As you can see, the number of self-employed people rose to an all-time high during COVID. But now it's falling at a rapid pace. What’s causing the drop? More people appear to be retiring from the self-employment gig (famously referenced by Hilary Clinton) and returning to work 9-5 jobs with W-2 income. Remember that the Federal agencies only track W-2 payrolls for job activity and unemployment rate is based on the number of people collecting unemployment benefits and not necessarily how many people are not earning any income from employment.
This also answers the question as to where all the new hires are coming from if the economy is already at full employment. Self-employed individuals are not included in the Bureau of Labor Statistics and unemployment reports.
WHAT DOES THIS MEAN TO ME?
Our view is the US economy and stock market remain in favorable status. The first half of 2023 was nothing many analysts predicted in 2022. Most had forecast a slowing economy sliding into a recession and dire 2023 outlooks for the stock market. The opposite was experienced with a strong recovery of the stock market and currently no indications of a recession.
The stock market may experience a flat or slightly declining trend during the summer that is typical after a strong first half year. However, if consumer confidence and spending remain stable or improve through the summer then a fourth quarter recovery and perhaps even a year-end rally. This scenario is particularly possible with projections of a strong holiday retail cycle that may build additional momentum into the start of 2024.
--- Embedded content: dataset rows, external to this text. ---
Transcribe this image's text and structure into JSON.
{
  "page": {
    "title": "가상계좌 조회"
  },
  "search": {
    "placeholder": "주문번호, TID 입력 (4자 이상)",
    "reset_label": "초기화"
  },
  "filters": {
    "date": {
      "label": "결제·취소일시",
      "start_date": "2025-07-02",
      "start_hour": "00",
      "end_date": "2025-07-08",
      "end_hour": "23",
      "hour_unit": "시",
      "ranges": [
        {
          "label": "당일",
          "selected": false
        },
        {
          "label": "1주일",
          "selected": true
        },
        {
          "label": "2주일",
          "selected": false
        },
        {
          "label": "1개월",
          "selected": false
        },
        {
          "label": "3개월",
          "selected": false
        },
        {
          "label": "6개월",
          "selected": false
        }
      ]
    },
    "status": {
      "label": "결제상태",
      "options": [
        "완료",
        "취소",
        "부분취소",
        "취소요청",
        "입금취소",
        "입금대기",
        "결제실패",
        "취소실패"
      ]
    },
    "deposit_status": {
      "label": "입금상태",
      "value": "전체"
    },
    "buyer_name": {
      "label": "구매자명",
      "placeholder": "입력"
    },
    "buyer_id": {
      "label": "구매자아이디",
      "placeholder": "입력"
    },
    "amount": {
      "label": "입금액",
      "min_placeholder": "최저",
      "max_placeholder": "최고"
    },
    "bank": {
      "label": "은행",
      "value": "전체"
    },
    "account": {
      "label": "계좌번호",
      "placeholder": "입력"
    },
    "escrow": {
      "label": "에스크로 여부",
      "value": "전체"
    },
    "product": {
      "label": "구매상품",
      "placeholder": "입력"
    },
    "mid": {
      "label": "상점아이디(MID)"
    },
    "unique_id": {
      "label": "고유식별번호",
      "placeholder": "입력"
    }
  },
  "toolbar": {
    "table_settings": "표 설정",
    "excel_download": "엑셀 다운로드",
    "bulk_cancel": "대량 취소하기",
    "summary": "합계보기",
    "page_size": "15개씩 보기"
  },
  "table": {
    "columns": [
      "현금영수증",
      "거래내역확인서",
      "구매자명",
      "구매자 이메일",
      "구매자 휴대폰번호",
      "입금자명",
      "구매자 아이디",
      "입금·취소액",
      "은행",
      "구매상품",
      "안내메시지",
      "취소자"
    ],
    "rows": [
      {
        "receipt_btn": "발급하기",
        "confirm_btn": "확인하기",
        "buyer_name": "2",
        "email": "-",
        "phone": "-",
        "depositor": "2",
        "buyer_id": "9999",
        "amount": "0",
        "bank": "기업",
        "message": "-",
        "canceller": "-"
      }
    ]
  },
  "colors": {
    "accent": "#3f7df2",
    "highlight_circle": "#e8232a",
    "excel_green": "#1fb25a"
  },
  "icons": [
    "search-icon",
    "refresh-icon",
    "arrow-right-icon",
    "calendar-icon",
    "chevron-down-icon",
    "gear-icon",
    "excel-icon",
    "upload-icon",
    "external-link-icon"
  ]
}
Let us know your thoughts on this Weekly Brief or if you have any questions about your financial planning. The summer is an excellent opportunity to review how you did the first half of the year and prepare for the second half. You want to be sure you are meeting your funding goals in your retirement accounts and review all your investments to evaluate if any changes may be required. We have provided this service to our clients for more than 30 years and welcome the opportunity to be of service to you and your family.